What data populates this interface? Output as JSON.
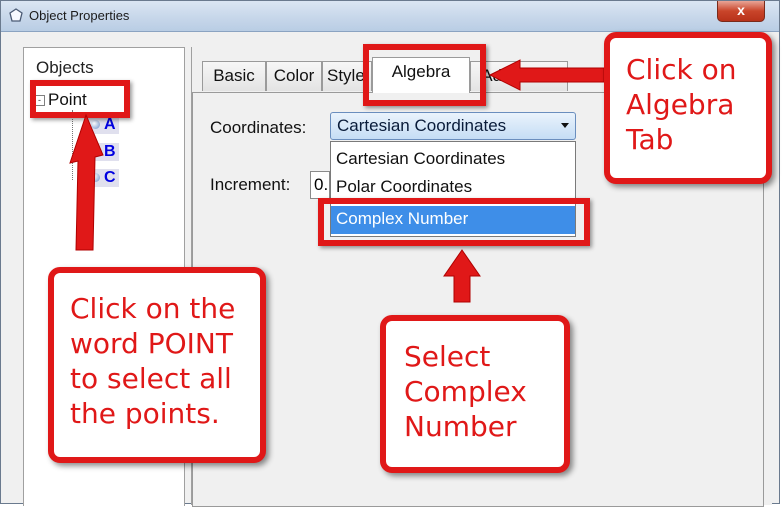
{
  "window": {
    "title": "Object Properties",
    "close_label": "x"
  },
  "objects_panel": {
    "header": "Objects",
    "root": {
      "label": "Point",
      "expander": "-"
    },
    "children": [
      {
        "label": "A"
      },
      {
        "label": "B"
      },
      {
        "label": "C"
      }
    ]
  },
  "tabs": [
    {
      "label": "Basic"
    },
    {
      "label": "Color"
    },
    {
      "label": "Style"
    },
    {
      "label": "Algebra"
    },
    {
      "label": "Advanced"
    }
  ],
  "algebra": {
    "coordinates_label": "Coordinates:",
    "coordinates_value": "Cartesian Coordinates",
    "coordinates_options": [
      "Cartesian Coordinates",
      "Polar Coordinates",
      "Complex Number"
    ],
    "highlighted_option": "Complex Number",
    "increment_label": "Increment:",
    "increment_value": "0."
  },
  "annotations": {
    "algebra_tab": [
      "Click on",
      "Algebra",
      "Tab"
    ],
    "point": [
      "Click on the",
      "word POINT",
      "to select all",
      "the points."
    ],
    "complex": [
      "Select",
      "Complex",
      "Number"
    ]
  },
  "colors": {
    "annotation_red": "#e01818",
    "selection_blue": "#3e8ee8",
    "point_blue": "#0000e0"
  }
}
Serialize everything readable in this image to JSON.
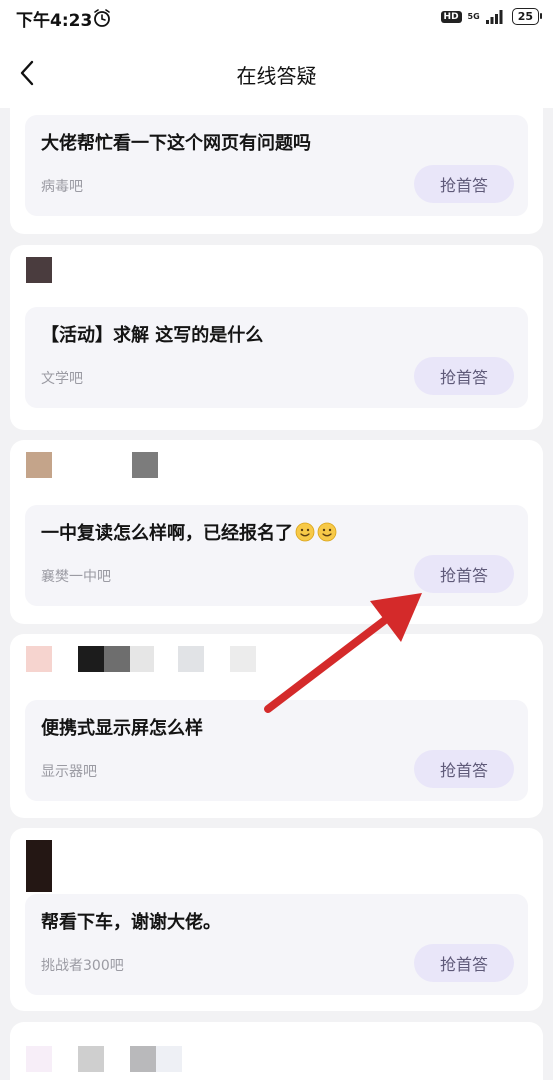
{
  "status_bar": {
    "time": "下午4:23",
    "hd_label": "HD",
    "network_label": "5G",
    "battery": "25"
  },
  "nav": {
    "title": "在线答疑",
    "back_icon": "chevron-left-icon"
  },
  "questions": [
    {
      "title": "大佬帮忙看一下这个网页有问题吗",
      "forum": "病毒吧",
      "action": "抢首答"
    },
    {
      "title": "【活动】求解 这写的是什么",
      "forum": "文学吧",
      "action": "抢首答"
    },
    {
      "title": "一中复读怎么样啊，已经报名了",
      "title_emoji": [
        "slightly-smiling-face",
        "slightly-smiling-face"
      ],
      "forum": "襄樊一中吧",
      "action": "抢首答"
    },
    {
      "title": "便携式显示屏怎么样",
      "forum": "显示器吧",
      "action": "抢首答"
    },
    {
      "title": "帮看下车，谢谢大佬。",
      "forum": "挑战者300吧",
      "action": "抢首答"
    }
  ],
  "annotation": {
    "type": "red-arrow",
    "color": "#d42a2a",
    "points_to": "抢首答"
  }
}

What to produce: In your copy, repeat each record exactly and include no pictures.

Finished task:
What data populates this interface? Output as JSON.
{
  "window": {
    "title": "Object Properties",
    "close_label": "x"
  },
  "objects_panel": {
    "header": "Objects",
    "root": {
      "label": "Point",
      "expander": "-"
    },
    "children": [
      {
        "label": "A"
      },
      {
        "label": "B"
      },
      {
        "label": "C"
      }
    ]
  },
  "tabs": [
    {
      "label": "Basic"
    },
    {
      "label": "Color"
    },
    {
      "label": "Style"
    },
    {
      "label": "Algebra"
    },
    {
      "label": "Advanced"
    }
  ],
  "algebra": {
    "coordinates_label": "Coordinates:",
    "coordinates_value": "Cartesian Coordinates",
    "coordinates_options": [
      "Cartesian Coordinates",
      "Polar Coordinates",
      "Complex Number"
    ],
    "highlighted_option": "Complex Number",
    "increment_label": "Increment:",
    "increment_value": "0."
  },
  "annotations": {
    "algebra_tab": [
      "Click on",
      "Algebra",
      "Tab"
    ],
    "point": [
      "Click on the",
      "word POINT",
      "to select all",
      "the points."
    ],
    "complex": [
      "Select",
      "Complex",
      "Number"
    ]
  },
  "colors": {
    "annotation_red": "#e01818",
    "selection_blue": "#3e8ee8",
    "point_blue": "#0000e0"
  }
}
Serialize everything readable in this image to JSON.
{
  "status_bar": {
    "time": "下午4:23",
    "hd_label": "HD",
    "network_label": "5G",
    "battery": "25"
  },
  "nav": {
    "title": "在线答疑",
    "back_icon": "chevron-left-icon"
  },
  "questions": [
    {
      "title": "大佬帮忙看一下这个网页有问题吗",
      "forum": "病毒吧",
      "action": "抢首答"
    },
    {
      "title": "【活动】求解 这写的是什么",
      "forum": "文学吧",
      "action": "抢首答"
    },
    {
      "title": "一中复读怎么样啊，已经报名了",
      "title_emoji": [
        "slightly-smiling-face",
        "slightly-smiling-face"
      ],
      "forum": "襄樊一中吧",
      "action": "抢首答"
    },
    {
      "title": "便携式显示屏怎么样",
      "forum": "显示器吧",
      "action": "抢首答"
    },
    {
      "title": "帮看下车，谢谢大佬。",
      "forum": "挑战者300吧",
      "action": "抢首答"
    }
  ],
  "annotation": {
    "type": "red-arrow",
    "color": "#d42a2a",
    "points_to": "抢首答"
  }
}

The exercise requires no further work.